#### Assignment
Lines in which "badge" appears should be pulled from the data below.

START Input data

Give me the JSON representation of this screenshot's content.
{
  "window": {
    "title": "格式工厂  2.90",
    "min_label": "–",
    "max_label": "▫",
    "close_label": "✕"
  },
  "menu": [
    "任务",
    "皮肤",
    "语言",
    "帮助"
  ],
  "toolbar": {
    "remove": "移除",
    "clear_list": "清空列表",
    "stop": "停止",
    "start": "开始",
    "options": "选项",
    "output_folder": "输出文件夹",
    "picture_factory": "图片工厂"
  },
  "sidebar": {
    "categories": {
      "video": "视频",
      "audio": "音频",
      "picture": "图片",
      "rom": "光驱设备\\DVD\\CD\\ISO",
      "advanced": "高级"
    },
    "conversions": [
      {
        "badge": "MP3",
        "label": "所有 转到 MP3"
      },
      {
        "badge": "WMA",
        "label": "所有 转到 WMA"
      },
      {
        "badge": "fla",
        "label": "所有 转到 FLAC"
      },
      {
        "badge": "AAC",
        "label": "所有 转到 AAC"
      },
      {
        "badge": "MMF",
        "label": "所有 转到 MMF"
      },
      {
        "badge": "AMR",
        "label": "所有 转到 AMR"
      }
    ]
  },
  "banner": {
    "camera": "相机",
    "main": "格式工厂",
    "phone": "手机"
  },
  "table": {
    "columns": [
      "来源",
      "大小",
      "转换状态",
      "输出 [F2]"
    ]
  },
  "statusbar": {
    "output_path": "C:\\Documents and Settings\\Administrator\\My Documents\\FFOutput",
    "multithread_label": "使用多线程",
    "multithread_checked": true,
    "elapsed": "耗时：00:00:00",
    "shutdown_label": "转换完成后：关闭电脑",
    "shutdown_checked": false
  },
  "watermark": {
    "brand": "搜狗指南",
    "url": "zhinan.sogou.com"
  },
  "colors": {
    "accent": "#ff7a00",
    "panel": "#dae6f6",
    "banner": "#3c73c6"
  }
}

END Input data

#### Result for this exercise
        "badge": "MP3",
        "badge": "WMA",
        "badge": "fla",
        "badge": "AAC",
        "badge": "MMF",
        "badge": "AMR",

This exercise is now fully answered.